## Exercise description:
Every line in the records below that holds "JSON" must be identified and copied.

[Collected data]

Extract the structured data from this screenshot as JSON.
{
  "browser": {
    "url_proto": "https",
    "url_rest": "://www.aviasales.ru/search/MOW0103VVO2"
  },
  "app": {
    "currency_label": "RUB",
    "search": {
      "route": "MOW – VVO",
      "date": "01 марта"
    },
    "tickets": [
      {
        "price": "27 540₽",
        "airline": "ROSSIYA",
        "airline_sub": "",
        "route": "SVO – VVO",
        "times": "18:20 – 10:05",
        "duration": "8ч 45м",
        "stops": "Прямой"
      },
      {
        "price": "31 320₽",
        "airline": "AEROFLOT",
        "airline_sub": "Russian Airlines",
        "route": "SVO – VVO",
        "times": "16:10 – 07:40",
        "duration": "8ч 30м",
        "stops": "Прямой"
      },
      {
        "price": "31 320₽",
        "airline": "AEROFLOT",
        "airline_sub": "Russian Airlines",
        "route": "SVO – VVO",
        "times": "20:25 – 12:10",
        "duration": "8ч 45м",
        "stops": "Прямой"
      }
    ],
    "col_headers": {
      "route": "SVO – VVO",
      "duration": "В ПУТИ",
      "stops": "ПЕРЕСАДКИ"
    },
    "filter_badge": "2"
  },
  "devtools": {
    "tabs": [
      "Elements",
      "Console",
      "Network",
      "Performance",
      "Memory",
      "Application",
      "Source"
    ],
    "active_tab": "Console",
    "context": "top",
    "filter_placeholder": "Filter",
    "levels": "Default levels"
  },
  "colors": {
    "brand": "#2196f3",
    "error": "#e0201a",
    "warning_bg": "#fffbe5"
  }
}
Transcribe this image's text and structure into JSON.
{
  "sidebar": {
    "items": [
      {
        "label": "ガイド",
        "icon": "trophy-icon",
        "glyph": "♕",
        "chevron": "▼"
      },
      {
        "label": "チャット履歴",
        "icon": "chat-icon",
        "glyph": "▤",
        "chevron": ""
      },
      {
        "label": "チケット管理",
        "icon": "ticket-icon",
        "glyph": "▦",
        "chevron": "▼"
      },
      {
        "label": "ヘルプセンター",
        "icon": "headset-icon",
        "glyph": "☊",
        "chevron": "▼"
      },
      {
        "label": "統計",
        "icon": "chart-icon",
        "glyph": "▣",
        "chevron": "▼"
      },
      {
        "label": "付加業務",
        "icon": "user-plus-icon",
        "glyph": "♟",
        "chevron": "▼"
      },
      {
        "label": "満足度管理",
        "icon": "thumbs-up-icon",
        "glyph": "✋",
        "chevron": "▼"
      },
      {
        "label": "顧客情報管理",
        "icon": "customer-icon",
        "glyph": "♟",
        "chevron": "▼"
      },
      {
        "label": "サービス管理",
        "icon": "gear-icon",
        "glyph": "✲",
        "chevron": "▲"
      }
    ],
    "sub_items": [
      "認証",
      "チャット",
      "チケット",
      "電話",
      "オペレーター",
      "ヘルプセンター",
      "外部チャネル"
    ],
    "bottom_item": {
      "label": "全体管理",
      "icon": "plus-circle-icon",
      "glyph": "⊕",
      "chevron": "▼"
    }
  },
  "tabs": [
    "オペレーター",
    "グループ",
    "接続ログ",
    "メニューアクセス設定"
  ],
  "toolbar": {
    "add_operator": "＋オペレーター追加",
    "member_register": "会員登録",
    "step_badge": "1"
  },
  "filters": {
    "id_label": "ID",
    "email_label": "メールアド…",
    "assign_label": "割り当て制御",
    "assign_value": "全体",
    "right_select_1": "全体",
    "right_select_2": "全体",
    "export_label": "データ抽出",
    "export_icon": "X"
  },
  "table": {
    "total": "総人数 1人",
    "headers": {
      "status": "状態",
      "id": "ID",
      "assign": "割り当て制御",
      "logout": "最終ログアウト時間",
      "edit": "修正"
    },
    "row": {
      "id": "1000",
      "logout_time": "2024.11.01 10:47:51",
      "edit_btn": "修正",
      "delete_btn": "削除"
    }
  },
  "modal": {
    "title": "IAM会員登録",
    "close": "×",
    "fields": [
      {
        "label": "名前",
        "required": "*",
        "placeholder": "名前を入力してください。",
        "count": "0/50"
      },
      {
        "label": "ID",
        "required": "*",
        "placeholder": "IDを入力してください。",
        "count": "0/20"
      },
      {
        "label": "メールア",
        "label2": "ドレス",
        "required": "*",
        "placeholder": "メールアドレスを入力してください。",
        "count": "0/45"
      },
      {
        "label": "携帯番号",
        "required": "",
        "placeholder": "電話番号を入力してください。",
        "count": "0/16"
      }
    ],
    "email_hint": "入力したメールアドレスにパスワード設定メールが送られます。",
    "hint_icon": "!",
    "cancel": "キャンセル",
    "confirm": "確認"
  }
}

## Task response:
Extract the structured data from this screenshot as JSON.
Transcribe this image's text and structure into JSON.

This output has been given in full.